Donald Trump’s Infrastructure Plan Faces Speed Bumps
Reliance on private financing could fall short of goals and still see political resistance
Donald Trump’s proposal to devote $1 trillion to new infrastructure construction relies entirely on private financing, which industry experts say is likely to fall far short of adequately funding improvements to roads, bridges and airports.
The president-elect’s infrastructure plan largely boils down to a tax break in the hopes of luring capital to projects. He wants investors to put money into equity for projects in exchange for tax credits totaling 82% of the equity amount. His plan anticipates that lost tax revenue would be recouped through new income-tax revenue from construction workers and business-tax revenue from contractors, making the proposal essentially cost-free to the government.
Mr. Trump has made a $1 trillion infrastructure investment over 10 years one of his first priorities as president, promising in his victory speech early Wednesday morning to “rebuild our highways, bridges, tunnels, airports, schools, hospitals.”
The Trump team’s thinking is laid out in a 10-page description of the proposal posted on the website of Peter Navarro, a public-policy professor at the University of California, Irvine, and an adviser to Mr. Trump. Top Trump aides couldn’t be reached to comment on the proposal.
Separately, a presidential transition website that went up this week said Mr. Trump planned to invest $550 billion in infrastructure, without offering details on where the funding would come from, a sign that the president-elect’s policy proposals remain in flux.
Experts and industry officials, though, say there are limits to how much can be done with private financing. Because privately funded projects need to turn a profit, they are better suited for major projects such as toll roads, airports or water systems and less appropriate for routine maintenance, such as repaving a public street, they say.
Officials also doubt that the nation’s aging infrastructure can be updated without a significant infusion of public dollars.
The plan “strikes me as sort of a concept paper or a thought piece as opposed to a real plan,” said Pat Jones, executive director of the International Bridge, Tunnel and Turnpike Association, which represents private operators of toll roads. “These are sort of formulaic numbers that you could come up with to present something that looks like a plan.”
For now, members of Congress of both parties and transportation advocates say they are optimistic lawmakers can reach a bipartisan deal to provide some of the needed funding to update roads, power lines and airports. According to the McKinsey Global Institute, the U.S. needs to boost infrastructure spending by 0.7% of gross domestic product between now and 2030 to meet the demands of a growing economy.

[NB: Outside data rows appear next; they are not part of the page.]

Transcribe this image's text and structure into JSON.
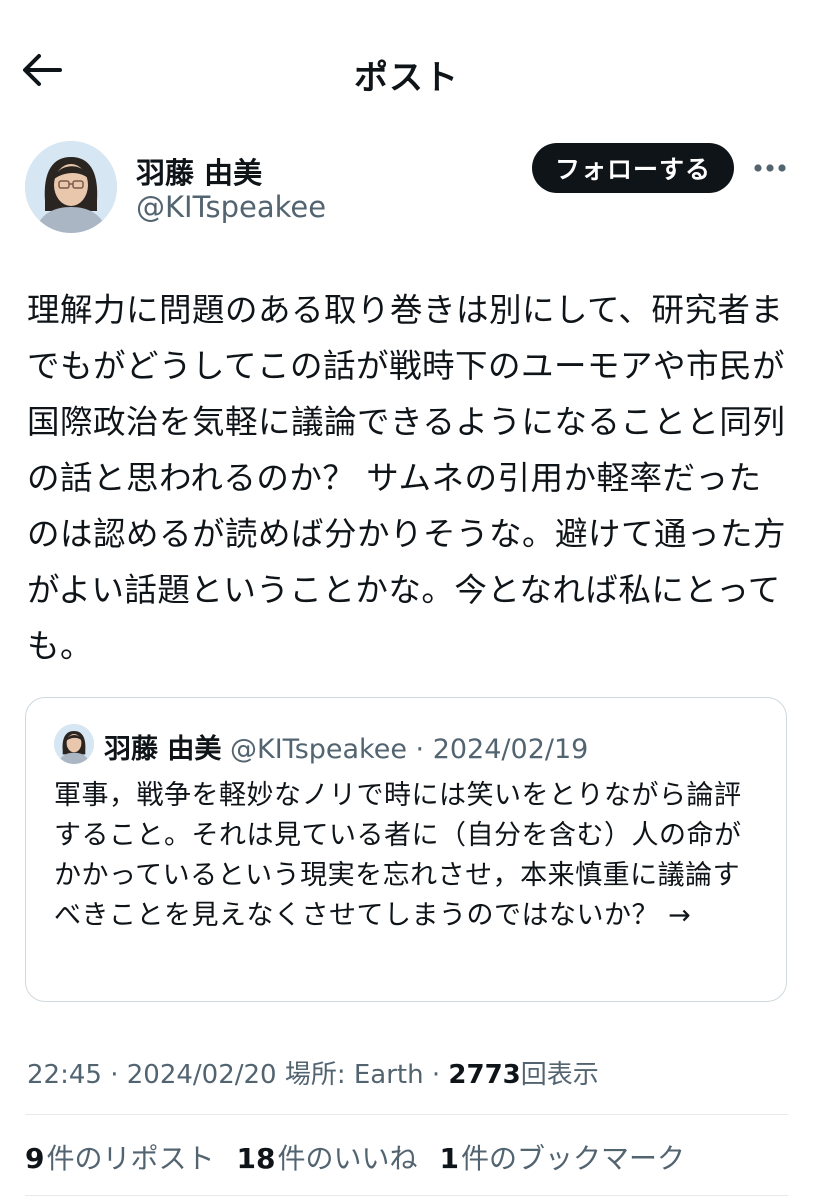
{
  "header": {
    "title": "ポスト"
  },
  "author": {
    "name": "羽藤 由美",
    "handle": "@KITspeakee",
    "follow_label": "フォローする"
  },
  "post": {
    "text": "理解力に問題のある取り巻きは別にして、研究者までもがどうしてこの話が戦時下のユーモアや市民が国際政治を気軽に議論できるようになることと同列の話と思われるのか？ サムネの引用か軽率だったのは認めるが読めば分かりそうな。避けて通った方がよい話題ということかな。今となれば私にとっても。"
  },
  "quote": {
    "name": "羽藤 由美",
    "handle": "@KITspeakee",
    "dot": " · ",
    "date": "2024/02/19",
    "text": "軍事，戦争を軽妙なノリで時には笑いをとりながら論評すること。それは見ている者に（自分を含む）人の命がかかっているという現実を忘れさせ，本来慎重に議論すべきことを見えなくさせてしまうのではないか？ →"
  },
  "meta": {
    "time": "22:45",
    "sep1": " · ",
    "date": "2024/02/20",
    "location": " 場所: Earth",
    "sep2": " · ",
    "views_count": "2773",
    "views_label": "回表示"
  },
  "stats": {
    "reposts_count": "9",
    "reposts_label": "件のリポスト",
    "likes_count": "18",
    "likes_label": "件のいいね",
    "bookmarks_count": "1",
    "bookmarks_label": "件のブックマーク"
  },
  "icons": {
    "back": "arrow-left-icon",
    "more": "more-horizontal-icon"
  }
}
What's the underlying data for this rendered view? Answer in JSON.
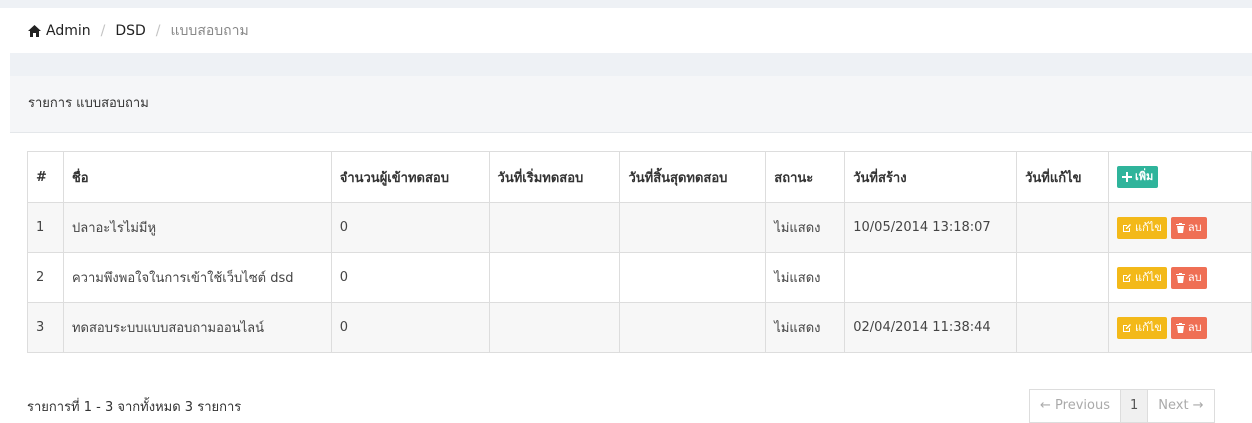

Both parties have said they agree on the need for new spending on infrastructure, but the challenge has been finding the money to pay for it. An Obama administration proposal to use new revenue from a corporate tax overhaul didn’t get through Congress last year. In December, lawmakers cobbled together a $305 billion measure using a reserve account held by the Federal Reserve.
Mr. Trump’s plan would essentially sidestep the political funding squabbles by focusing mostly on private investment, a concept that both parties generally support.
But the plan could still face an uphill battle in Congress, where Democrats have been pushing for more public funding.
Industry experts note that private financing can complement public funding for some projects but is far from a perfect substitute. Historically low interest rates have made it very cheap for state and local governments to borrow directly on the municipal bond market, giving them less incentive to work with private funders.
At the same time, tolls have proved unpopular in much of the country, with toll-road operators in Indiana and Texas filing for bankruptcy protection in recent years.
“The real need is straight up funding, not additional financing tools,” said Bud Wright,executive director of the American Association of State Highway and Transportation Officials.
Only about 6,000 of the nation’s four million road miles are tolled. And only about 3.1% of the assets under management of U.S. investors are in infrastructure, of which some share is invested in projects abroad, according to Preqin, a research firm.
“Not every project is necessarily feasible,” said Patrick Rhode, vice president of Cintra, which develops privately funded infrastructure projects. “The public and state authorities have to make a determination as to what best serves the public good.”
It’s also unclear how Mr. Trump’s proposal would generate enough new revenue to offset the cost of the tax credits. If the construction workers hired on the new projects were previously unemployed, the proposal would indeed generate significant new tax revenue. But with the unemployment rate for construction workers around 5.7%, it is likely those workers would have found other jobs and paid income tax regardless.
“It’s unclear exactly what [Mr. Trump] has in mind for his infrastructure tax credit,” said Michael Sargent, a transportation policy analyst at the conservative Heritage Foundation. “He says they’re deficit neutral, but I’m not sure how exactly they could pay for themselves.”
Heritage has been advocating reducing the federal government’s involvement in transportation and leaving it up to the states to fund improvements.